Peter Wertheim, CEO of the Executive Council of Australian Jewry, said PwC’s statements of solidarity with the Jewish and Ukrainian communities in Australia are encouraging, as is the decision to remove the PwC logo from the festival website.
“Australians rightly place a high value on the right to freedom of expression and have long recognized that when misused to spread racism and hate propaganda, whether by the far right or the extreme, that right is transgressing the reasonable limits left. Both are unacceptable.
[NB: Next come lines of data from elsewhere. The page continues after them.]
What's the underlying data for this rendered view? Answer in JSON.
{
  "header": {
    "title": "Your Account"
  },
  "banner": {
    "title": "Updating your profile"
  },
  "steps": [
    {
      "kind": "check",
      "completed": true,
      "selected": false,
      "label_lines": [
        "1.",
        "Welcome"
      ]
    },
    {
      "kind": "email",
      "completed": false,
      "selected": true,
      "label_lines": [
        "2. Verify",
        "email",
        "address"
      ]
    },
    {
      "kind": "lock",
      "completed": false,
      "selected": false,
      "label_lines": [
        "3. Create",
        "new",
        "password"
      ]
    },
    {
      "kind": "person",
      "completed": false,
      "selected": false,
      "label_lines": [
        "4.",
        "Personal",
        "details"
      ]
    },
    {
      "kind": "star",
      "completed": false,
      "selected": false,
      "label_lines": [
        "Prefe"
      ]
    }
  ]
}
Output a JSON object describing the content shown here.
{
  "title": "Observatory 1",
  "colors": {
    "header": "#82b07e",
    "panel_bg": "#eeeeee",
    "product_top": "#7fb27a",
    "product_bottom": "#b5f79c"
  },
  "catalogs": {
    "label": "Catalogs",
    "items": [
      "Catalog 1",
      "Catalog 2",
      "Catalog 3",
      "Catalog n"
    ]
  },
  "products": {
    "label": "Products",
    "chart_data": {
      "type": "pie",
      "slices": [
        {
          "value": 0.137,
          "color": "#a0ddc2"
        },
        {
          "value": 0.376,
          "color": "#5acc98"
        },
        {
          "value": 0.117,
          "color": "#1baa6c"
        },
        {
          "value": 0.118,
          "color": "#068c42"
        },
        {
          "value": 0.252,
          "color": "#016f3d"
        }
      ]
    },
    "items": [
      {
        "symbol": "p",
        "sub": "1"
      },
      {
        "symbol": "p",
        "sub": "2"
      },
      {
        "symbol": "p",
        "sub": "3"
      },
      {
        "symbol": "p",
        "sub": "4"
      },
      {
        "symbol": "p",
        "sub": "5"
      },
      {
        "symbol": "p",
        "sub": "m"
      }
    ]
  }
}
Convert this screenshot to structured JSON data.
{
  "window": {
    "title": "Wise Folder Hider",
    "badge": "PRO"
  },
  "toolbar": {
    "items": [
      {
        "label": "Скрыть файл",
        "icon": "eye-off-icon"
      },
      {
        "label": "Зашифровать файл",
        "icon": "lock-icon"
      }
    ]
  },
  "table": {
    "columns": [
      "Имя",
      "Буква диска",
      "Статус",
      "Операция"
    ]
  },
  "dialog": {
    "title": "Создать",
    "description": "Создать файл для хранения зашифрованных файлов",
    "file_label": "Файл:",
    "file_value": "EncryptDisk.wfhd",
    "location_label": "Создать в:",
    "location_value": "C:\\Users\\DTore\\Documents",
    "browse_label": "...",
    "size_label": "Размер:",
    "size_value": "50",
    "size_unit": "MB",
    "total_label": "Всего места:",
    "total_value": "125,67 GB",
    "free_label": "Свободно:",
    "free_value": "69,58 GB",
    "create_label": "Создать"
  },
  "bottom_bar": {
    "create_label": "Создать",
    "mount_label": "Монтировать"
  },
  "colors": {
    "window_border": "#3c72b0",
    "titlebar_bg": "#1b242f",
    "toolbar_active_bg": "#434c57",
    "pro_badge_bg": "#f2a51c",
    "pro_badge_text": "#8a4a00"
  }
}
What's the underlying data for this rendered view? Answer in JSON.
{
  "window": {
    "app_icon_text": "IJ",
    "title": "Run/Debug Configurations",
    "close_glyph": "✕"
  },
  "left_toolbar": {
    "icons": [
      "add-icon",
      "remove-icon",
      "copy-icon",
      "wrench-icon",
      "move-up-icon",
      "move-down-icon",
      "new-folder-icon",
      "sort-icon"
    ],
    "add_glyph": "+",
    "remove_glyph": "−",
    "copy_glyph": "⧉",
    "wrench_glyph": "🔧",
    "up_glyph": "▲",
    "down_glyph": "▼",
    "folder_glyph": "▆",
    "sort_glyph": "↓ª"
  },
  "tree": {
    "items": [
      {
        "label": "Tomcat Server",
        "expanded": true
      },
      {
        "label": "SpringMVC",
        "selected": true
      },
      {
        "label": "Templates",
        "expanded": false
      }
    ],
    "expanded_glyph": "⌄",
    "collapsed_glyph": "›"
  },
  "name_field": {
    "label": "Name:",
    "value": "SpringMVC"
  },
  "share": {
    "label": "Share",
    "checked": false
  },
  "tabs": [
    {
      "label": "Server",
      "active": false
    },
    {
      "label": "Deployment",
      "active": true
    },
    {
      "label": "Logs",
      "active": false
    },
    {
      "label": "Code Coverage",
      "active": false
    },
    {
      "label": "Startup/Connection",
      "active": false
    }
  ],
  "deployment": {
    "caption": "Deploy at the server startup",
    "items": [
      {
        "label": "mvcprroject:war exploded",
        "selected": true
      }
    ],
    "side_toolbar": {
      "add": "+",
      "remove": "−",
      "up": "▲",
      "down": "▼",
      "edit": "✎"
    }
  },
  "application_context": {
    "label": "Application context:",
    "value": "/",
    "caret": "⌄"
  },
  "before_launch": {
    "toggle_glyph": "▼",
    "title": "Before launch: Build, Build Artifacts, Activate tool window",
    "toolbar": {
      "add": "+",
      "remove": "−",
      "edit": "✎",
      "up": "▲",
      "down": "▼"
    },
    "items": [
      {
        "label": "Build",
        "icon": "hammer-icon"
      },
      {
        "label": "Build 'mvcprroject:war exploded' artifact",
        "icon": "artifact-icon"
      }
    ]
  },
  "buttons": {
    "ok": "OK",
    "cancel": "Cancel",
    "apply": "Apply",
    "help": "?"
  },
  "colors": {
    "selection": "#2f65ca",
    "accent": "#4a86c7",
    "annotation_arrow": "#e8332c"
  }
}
“Adelaide Writers Week cannot be a forum for dialogue and debate when only one side of the dispute over Israel is allowed to be presented by multiple speakers, without a speaker with a contrary view being given a platform. Nor can the discussion be meaningful, and even less respectful, when two of the speakers have long been making derogatory generalizations about entire national or ethnic groups,” he said.
The Zionist Federation of Australia also welcomed PwC’s distancing from the Adelaide Festival.
Louise Adler, director of Adelaide Writers’ Week, could not be reached for comment. This imprint has also solicited comments from Abulhawa and El-Kurd.
The Booklist is a weekly newsletter for book lovers from book editor Jason Steger. Get it delivered every Friday.
https://www.smh.com.au/culture/books/pwc-withdraws-support-for-adelaide-festival-20230228-p5co3t.html?ref=rss&utm_medium=rss&utm_source=rss_culture PwC withdraws support for Adelaide Festival over admission of Palestinian authors